> Directions: With no line left out, restate the data word for word.

> Input material:
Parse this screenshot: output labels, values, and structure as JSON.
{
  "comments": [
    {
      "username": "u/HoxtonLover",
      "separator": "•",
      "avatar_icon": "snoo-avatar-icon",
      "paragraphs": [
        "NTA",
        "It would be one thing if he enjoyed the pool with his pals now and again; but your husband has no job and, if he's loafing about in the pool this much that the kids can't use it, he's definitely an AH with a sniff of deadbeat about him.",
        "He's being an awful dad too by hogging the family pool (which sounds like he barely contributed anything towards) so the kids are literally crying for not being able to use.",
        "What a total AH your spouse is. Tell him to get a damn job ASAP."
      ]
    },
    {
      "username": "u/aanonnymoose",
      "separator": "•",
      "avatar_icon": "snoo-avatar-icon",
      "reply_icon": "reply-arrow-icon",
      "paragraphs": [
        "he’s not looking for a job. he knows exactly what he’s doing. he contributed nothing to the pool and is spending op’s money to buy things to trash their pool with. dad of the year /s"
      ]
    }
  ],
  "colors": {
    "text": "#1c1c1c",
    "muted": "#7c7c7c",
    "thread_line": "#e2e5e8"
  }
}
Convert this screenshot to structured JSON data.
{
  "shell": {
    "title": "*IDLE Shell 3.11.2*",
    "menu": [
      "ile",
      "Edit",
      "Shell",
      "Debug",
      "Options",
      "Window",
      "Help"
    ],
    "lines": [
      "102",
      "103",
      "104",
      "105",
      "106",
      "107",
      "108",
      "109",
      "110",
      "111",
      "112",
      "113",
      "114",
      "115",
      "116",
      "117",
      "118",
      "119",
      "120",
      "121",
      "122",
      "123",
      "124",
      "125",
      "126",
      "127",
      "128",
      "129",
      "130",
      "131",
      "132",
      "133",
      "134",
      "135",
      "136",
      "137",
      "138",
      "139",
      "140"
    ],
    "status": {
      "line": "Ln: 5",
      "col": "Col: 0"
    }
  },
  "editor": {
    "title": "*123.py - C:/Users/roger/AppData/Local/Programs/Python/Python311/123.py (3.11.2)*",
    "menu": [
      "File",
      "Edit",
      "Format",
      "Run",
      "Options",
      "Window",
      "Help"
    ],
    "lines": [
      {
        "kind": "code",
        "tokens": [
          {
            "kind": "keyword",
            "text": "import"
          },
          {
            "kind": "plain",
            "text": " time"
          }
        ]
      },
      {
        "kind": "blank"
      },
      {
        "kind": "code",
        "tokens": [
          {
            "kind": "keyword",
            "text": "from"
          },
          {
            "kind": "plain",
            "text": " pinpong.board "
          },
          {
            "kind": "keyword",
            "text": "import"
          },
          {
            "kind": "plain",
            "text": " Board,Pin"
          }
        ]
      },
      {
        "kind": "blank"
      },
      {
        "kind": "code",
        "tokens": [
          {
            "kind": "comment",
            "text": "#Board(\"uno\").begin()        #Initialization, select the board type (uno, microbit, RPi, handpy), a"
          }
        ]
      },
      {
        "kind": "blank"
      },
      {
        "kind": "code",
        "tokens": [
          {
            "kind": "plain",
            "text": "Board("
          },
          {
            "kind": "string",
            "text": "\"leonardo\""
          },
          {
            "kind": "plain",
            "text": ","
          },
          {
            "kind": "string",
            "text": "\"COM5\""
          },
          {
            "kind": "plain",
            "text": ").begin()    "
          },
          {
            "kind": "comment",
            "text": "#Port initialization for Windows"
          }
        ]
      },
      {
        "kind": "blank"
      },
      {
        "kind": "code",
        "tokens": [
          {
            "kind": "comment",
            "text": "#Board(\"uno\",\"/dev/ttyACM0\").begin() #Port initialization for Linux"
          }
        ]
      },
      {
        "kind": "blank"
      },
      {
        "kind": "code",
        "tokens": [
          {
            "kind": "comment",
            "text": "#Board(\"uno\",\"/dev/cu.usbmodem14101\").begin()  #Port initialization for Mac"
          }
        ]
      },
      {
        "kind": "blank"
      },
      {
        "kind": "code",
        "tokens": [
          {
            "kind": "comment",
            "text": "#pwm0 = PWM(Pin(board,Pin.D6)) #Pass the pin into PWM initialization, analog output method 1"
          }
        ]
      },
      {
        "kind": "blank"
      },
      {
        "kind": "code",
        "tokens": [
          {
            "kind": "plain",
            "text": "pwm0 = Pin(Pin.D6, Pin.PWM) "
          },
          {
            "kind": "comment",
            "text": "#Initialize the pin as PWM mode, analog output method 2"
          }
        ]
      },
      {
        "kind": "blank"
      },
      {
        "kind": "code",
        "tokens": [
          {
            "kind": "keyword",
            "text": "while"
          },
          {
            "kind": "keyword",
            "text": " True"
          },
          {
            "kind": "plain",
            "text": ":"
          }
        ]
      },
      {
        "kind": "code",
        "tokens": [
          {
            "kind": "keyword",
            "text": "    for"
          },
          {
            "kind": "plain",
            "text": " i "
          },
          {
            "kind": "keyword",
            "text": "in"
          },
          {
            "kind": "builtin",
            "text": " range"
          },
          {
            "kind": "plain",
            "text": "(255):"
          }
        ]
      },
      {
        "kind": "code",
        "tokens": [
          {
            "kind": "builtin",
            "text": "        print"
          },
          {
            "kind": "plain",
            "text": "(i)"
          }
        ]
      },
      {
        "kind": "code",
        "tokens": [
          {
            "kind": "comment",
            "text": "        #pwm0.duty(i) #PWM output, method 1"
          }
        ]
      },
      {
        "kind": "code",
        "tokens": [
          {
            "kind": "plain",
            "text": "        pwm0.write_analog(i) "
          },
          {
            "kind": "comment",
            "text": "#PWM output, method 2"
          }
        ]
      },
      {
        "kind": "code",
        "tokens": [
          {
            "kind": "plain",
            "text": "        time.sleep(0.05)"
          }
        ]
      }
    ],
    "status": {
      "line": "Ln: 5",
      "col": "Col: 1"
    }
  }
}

> Result of the exercise:
Parse this screenshot: output labels, values, and structure as JSON.
{
  "comments": [
    {
      "username": "u/HoxtonLover",
      "separator": "•",
      "avatar_icon": "snoo-avatar-icon",
      "paragraphs": [
        "NTA",
        "It would be one thing if he enjoyed the pool with his pals now and again; but your husband has no job and, if he's loafing about in the pool this much that the kids can't use it, he's definitely an AH with a sniff of deadbeat about him.",
        "He's being an awful dad too by hogging the family pool (which sounds like he barely contributed anything towards) so the kids are literally crying for not being able to use.",
        "What a total AH your spouse is. Tell him to get a damn job ASAP."
      ]
    },
    {
      "username": "u/aanonnymoose",
      "separator": "•",
      "avatar_icon": "snoo-avatar-icon",
      "reply_icon": "reply-arrow-icon",
      "paragraphs": [
        "he’s not looking for a job. he knows exactly what he’s doing. he contributed nothing to the pool and is spending op’s money to buy things to trash their pool with. dad of the year /s"
      ]
    }
  ],
  "colors": {
    "text": "#1c1c1c",
    "muted": "#7c7c7c",
    "thread_line": "#e2e5e8"
  }
}
Convert this screenshot to structured JSON data.
{
  "shell": {
    "title": "*IDLE Shell 3.11.2*",
    "menu": [
      "ile",
      "Edit",
      "Shell",
      "Debug",
      "Options",
      "Window",
      "Help"
    ],
    "lines": [
      "102",
      "103",
      "104",
      "105",
      "106",
      "107",
      "108",
      "109",
      "110",
      "111",
      "112",
      "113",
      "114",
      "115",
      "116",
      "117",
      "118",
      "119",
      "120",
      "121",
      "122",
      "123",
      "124",
      "125",
      "126",
      "127",
      "128",
      "129",
      "130",
      "131",
      "132",
      "133",
      "134",
      "135",
      "136",
      "137",
      "138",
      "139",
      "140"
    ],
    "status": {
      "line": "Ln: 5",
      "col": "Col: 0"
    }
  },
  "editor": {
    "title": "*123.py - C:/Users/roger/AppData/Local/Programs/Python/Python311/123.py (3.11.2)*",
    "menu": [
      "File",
      "Edit",
      "Format",
      "Run",
      "Options",
      "Window",
      "Help"
    ],
    "lines": [
      {
        "kind": "code",
        "tokens": [
          {
            "kind": "keyword",
            "text": "import"
          },
          {
            "kind": "plain",
            "text": " time"
          }
        ]
      },
      {
        "kind": "blank"
      },
      {
        "kind": "code",
        "tokens": [
          {
            "kind": "keyword",
            "text": "from"
          },
          {
            "kind": "plain",
            "text": " pinpong.board "
          },
          {
            "kind": "keyword",
            "text": "import"
          },
          {
            "kind": "plain",
            "text": " Board,Pin"
          }
        ]
      },
      {
        "kind": "blank"
      },
      {
        "kind": "code",
        "tokens": [
          {
            "kind": "comment",
            "text": "#Board(\"uno\").begin()        #Initialization, select the board type (uno, microbit, RPi, handpy), a"
          }
        ]
      },
      {
        "kind": "blank"
      },
      {
        "kind": "code",
        "tokens": [
          {
            "kind": "plain",
            "text": "Board("
          },
          {
            "kind": "string",
            "text": "\"leonardo\""
          },
          {
            "kind": "plain",
            "text": ","
          },
          {
            "kind": "string",
            "text": "\"COM5\""
          },
          {
            "kind": "plain",
            "text": ").begin()    "
          },
          {
            "kind": "comment",
            "text": "#Port initialization for Windows"
          }
        ]
      },
      {
        "kind": "blank"
      },
      {
        "kind": "code",
        "tokens": [
          {
            "kind": "comment",
            "text": "#Board(\"uno\",\"/dev/ttyACM0\").begin() #Port initialization for Linux"
          }
        ]
      },
      {
        "kind": "blank"
      },
      {
        "kind": "code",
        "tokens": [
          {
            "kind": "comment",
            "text": "#Board(\"uno\",\"/dev/cu.usbmodem14101\").begin()  #Port initialization for Mac"
          }
        ]
      },
      {
        "kind": "blank"
      },
      {
        "kind": "code",
        "tokens": [
          {
            "kind": "comment",
            "text": "#pwm0 = PWM(Pin(board,Pin.D6)) #Pass the pin into PWM initialization, analog output method 1"
          }
        ]
      },
      {
        "kind": "blank"
      },
      {
        "kind": "code",
        "tokens": [
          {
            "kind": "plain",
            "text": "pwm0 = Pin(Pin.D6, Pin.PWM) "
          },
          {
            "kind": "comment",
            "text": "#Initialize the pin as PWM mode, analog output method 2"
          }
        ]
      },
      {
        "kind": "blank"
      },
      {
        "kind": "code",
        "tokens": [
          {
            "kind": "keyword",
            "text": "while"
          },
          {
            "kind": "keyword",
            "text": " True"
          },
          {
            "kind": "plain",
            "text": ":"
          }
        ]
      },
      {
        "kind": "code",
        "tokens": [
          {
            "kind": "keyword",
            "text": "    for"
          },
          {
            "kind": "plain",
            "text": " i "
          },
          {
            "kind": "keyword",
            "text": "in"
          },
          {
            "kind": "builtin",
            "text": " range"
          },
          {
            "kind": "plain",
            "text": "(255):"
          }
        ]
      },
      {
        "kind": "code",
        "tokens": [
          {
            "kind": "builtin",
            "text": "        print"
          },
          {
            "kind": "plain",
            "text": "(i)"
          }
        ]
      },
      {
        "kind": "code",
        "tokens": [
          {
            "kind": "comment",
            "text": "        #pwm0.duty(i) #PWM output, method 1"
          }
        ]
      },
      {
        "kind": "code",
        "tokens": [
          {
            "kind": "plain",
            "text": "        pwm0.write_analog(i) "
          },
          {
            "kind": "comment",
            "text": "#PWM output, method 2"
          }
        ]
      },
      {
        "kind": "code",
        "tokens": [
          {
            "kind": "plain",
            "text": "        time.sleep(0.05)"
          }
        ]
      }
    ],
    "status": {
      "line": "Ln: 5",
      "col": "Col: 1"
    }
  }
}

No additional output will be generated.